Some facts on the US-Dakota War
To the editor:
I would like to correct a few statements in Mr. Mack’s letter to the editor in The Journal on Feb. 6:
Dr. Charles Eastman, a Dakota man, wrote a series of books about the Dakota people in the early 1900s. There has not been any impediment to Dakota people expressing themselves orally or in writing.
According to an 1861 Census, there were 6,338 Dakota men, women and children. Fewer than 600 took up arms willingly. Many were forced to fight against the whites.
Yes, many settlers were warned by Dakota. This does not diminish the fact that more than 650 innocent white men, women and children were killed by Indians; some in the worst way imaginable. Compare this to some 145 Dakota who were killed during the war.

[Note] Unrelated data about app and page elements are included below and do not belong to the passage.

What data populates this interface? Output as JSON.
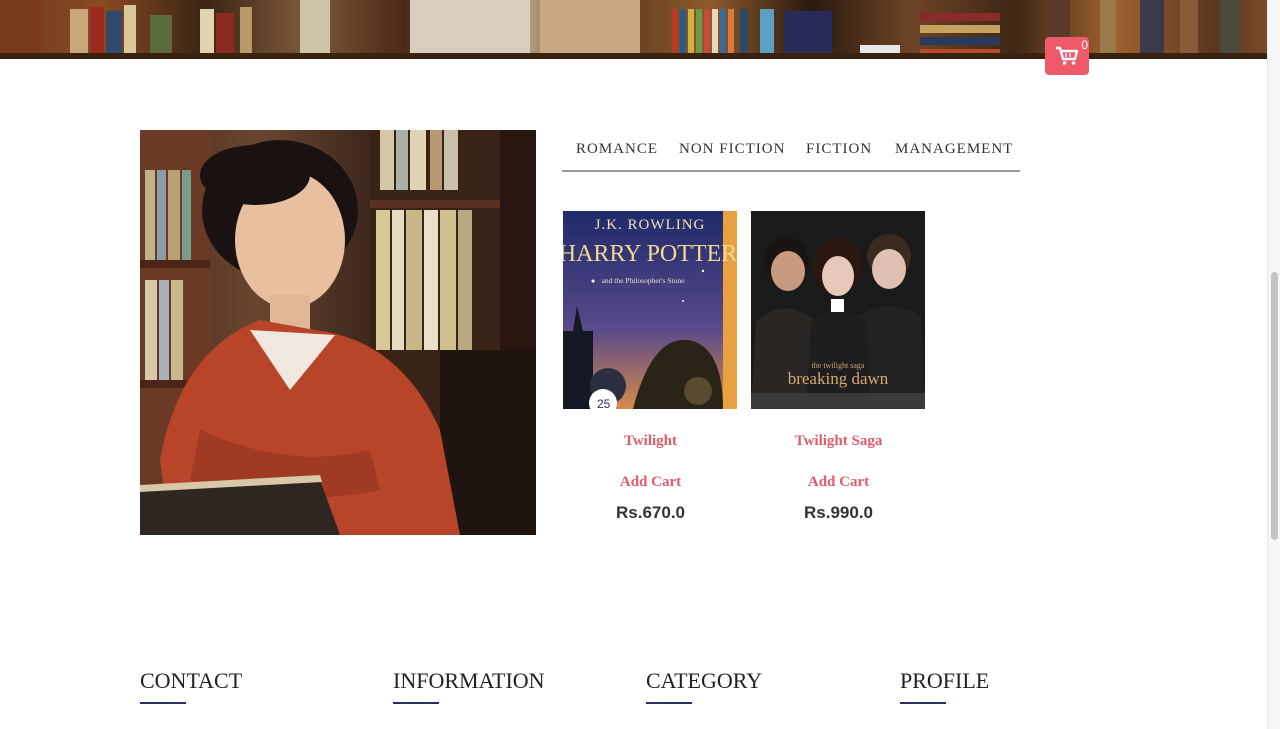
{
  "header": {
    "cart_icon": "cart-icon",
    "cart_count": "0",
    "accent_color": "#ef5a6b"
  },
  "tabs": [
    {
      "label": "ROMANCE"
    },
    {
      "label": "NON FICTION"
    },
    {
      "label": "FICTION"
    },
    {
      "label": "MANAGEMENT"
    }
  ],
  "products": [
    {
      "cover_author": "J.K. ROWLING",
      "cover_title": "HARRY POTTER",
      "cover_subtitle": "and the Philosopher's Stone",
      "title": "Twilight",
      "add_label": "Add Cart",
      "price": "Rs.670.0"
    },
    {
      "cover_title_small": "the twilight saga",
      "cover_title": "breaking dawn",
      "title": "Twilight Saga",
      "add_label": "Add Cart",
      "price": "Rs.990.0"
    }
  ],
  "footer": {
    "headings": [
      "CONTACT",
      "INFORMATION",
      "CATEGORY",
      "PROFILE"
    ],
    "underline_color": "#2b2f5e"
  },
  "colors": {
    "title_pink": "#e05a6a",
    "text_dark": "#333333"
  }
}
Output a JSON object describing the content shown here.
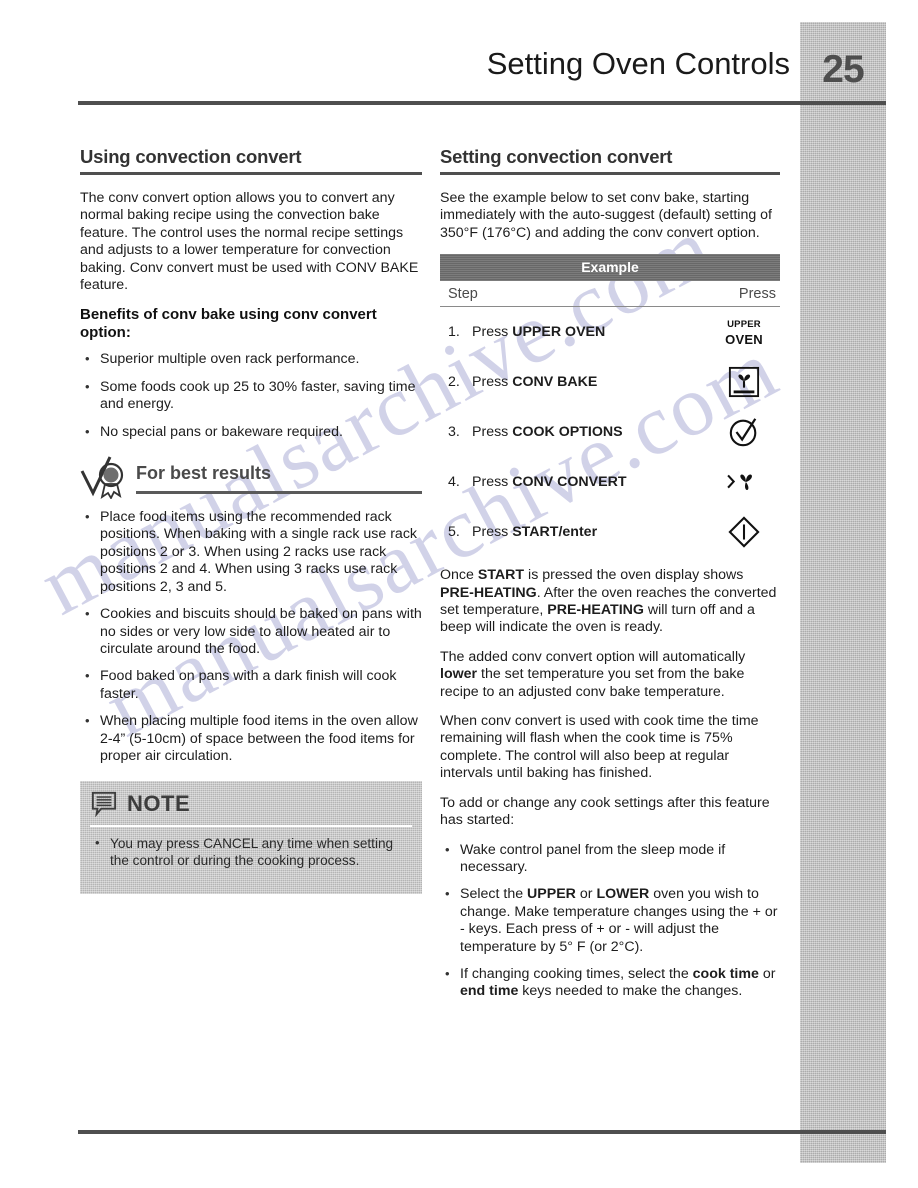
{
  "header": {
    "title": "Setting Oven Controls",
    "page_number": "25"
  },
  "watermark": {
    "line1": "manualsarchive.com",
    "line2": "manualsarchive.com"
  },
  "left_column": {
    "section_title": "Using convection convert",
    "intro": "The  conv convert option allows you to convert any normal baking recipe using the convection bake feature. The control uses the normal recipe settings and adjusts to a lower temperature for convection baking. Conv convert must be used with CONV BAKE feature.",
    "benefits_heading": "Benefits of conv bake using conv convert option:",
    "benefits": [
      "Superior multiple oven rack performance.",
      "Some foods cook up 25 to 30% faster, saving time and energy.",
      "No special pans or bakeware required."
    ],
    "best_results": {
      "title": "For best results",
      "icon": "award-checkmark-icon",
      "items": [
        "Place food items using the recommended rack positions. When baking with a single rack use rack positions 2 or 3. When using 2 racks use rack positions  2 and 4. When using 3 racks use rack positions 2, 3 and 5.",
        "Cookies and biscuits should be baked on pans with no sides or very low side to allow heated air to circulate around the food.",
        "Food baked on pans with a dark finish will cook faster.",
        "When placing multiple food items in the oven allow 2-4” (5-10cm) of space between the food items for proper air circulation."
      ]
    },
    "note": {
      "title": "NOTE",
      "icon": "note-speech-bubble-icon",
      "items": [
        "You may press CANCEL any time when setting the control or during the cooking process."
      ]
    }
  },
  "right_column": {
    "section_title": "Setting convection convert",
    "intro": "See the example below to set conv bake, starting immediately with the auto-suggest (default) setting of 350°F (176°C) and adding the conv convert option.",
    "example_table": {
      "header": "Example",
      "col_step": "Step",
      "col_press": "Press",
      "rows": [
        {
          "num": "1.",
          "text_pre": "Press ",
          "text_bold": "UPPER OVEN",
          "key_icon": "upper-oven-key-icon",
          "key_line1": "UPPER",
          "key_line2": "OVEN"
        },
        {
          "num": "2.",
          "text_pre": "Press ",
          "text_bold": "CONV BAKE",
          "key_icon": "conv-bake-fan-in-box-icon"
        },
        {
          "num": "3.",
          "text_pre": "Press ",
          "text_bold": "COOK OPTIONS",
          "key_icon": "cook-options-check-circle-icon"
        },
        {
          "num": "4.",
          "text_pre": "Press ",
          "text_bold": "CONV CONVERT",
          "key_icon": "conv-convert-fan-arrow-icon"
        },
        {
          "num": "5.",
          "text_pre": "Press ",
          "text_bold": "START/enter",
          "key_icon": "start-enter-diamond-icon"
        }
      ]
    },
    "para_start_pre": "Once ",
    "para_start_b1": "START",
    "para_start_mid1": " is pressed the oven display shows ",
    "para_start_b2": "PRE-HEATING",
    "para_start_mid2": ". After the oven reaches the converted set temperature, ",
    "para_start_b3": "PRE-HEATING",
    "para_start_end": " will turn off and a beep will indicate the oven is ready.",
    "para_lower_pre": "The added conv convert option will automatically ",
    "para_lower_b": "lower",
    "para_lower_end": " the set temperature you set from the bake recipe to an adjusted conv bake temperature.",
    "para_cooktime": "When conv convert is used with cook time the time remaining will flash when the cook time is 75% complete. The control will also beep at regular intervals until baking has finished.",
    "para_change_intro": "To add or change any cook settings after this feature has started:",
    "change_bullets": [
      {
        "pre": "Wake control panel from the sleep mode if necessary.",
        "b1": "",
        "mid": "",
        "b2": "",
        "end": ""
      },
      {
        "pre": "Select the ",
        "b1": "UPPER",
        "mid": " or ",
        "b2": "LOWER",
        "end": " oven you wish to change. Make temperature changes using the + or - keys. Each press of + or - will adjust the temperature by 5° F (or 2°C)."
      },
      {
        "pre": "If changing cooking times, select the ",
        "b1": "cook time",
        "mid": " or ",
        "b2": "end time",
        "end": " keys needed to make the changes."
      }
    ]
  },
  "colors": {
    "rule": "#4f4f4f",
    "side_tab": "#b9b9b9",
    "note_bg": "#c2c2c2",
    "example_header_bg": "#6d6d6d",
    "heading_text": "#333333"
  }
}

The mass-murder of more than 650 whites comes closer to genocide than what happened to the Dakota. Chief Little Crow’s position on the war does not affect whether the Dakota committed genocide or not.
Dr. Asa Daniels, St. Peter, wrote that at least as many whites died after the war from injuries and epidemics as died during the war. No one can prove that more Indians than whites died after the war.
The 38 Dakota hanged in Mankato were implicated in at least 99 civilian murders. The Dakota who were moved to Fort Snelling included more than 40 younger men. They were not forced-marched. Fort Snelling was not a prison camp. They were not all exiled from the State. Only one person, a baby in Henderson, was killed along the way.
No Dakota died of starvation in the camps unless they refused to eat. No one died of hypothermia. About 102 died in the Fort Snelling camp due mainly to disease. Disease also killed many whites at the same time. All of the people in the Fort Snelling camp were innocent.
Bounties were placed on Dakota scalps because hostile Dakota were returning and killing whites. Five bounties including one for Little Crow were paid. Little Crow’s soldiers’ lodge also offered bounties on white scalps during the war.
Minnesota was not originally the land of the Dakota. The Dakota arrived in southwestern Minnesota about 1700. They did not write treaties.
They killed other Indians to obtain this land.
Chief Little Crow was not a farmer. He had a house. If he had a field, his wives tended the crops. In 1862, there were about 250 Dakota farms or roughly 17% of the population. Those who went to war generally opposed and harassed the farmer Indians.
The settlers were not land thieves. They were not part of treaty negotiations. The treaty system was too complicated for general criticisms. It would take a book.
To heal, people need to hear the truth about all sides of the Dakota War. This history needs to be as accurate, as balanced and as respectful as possible.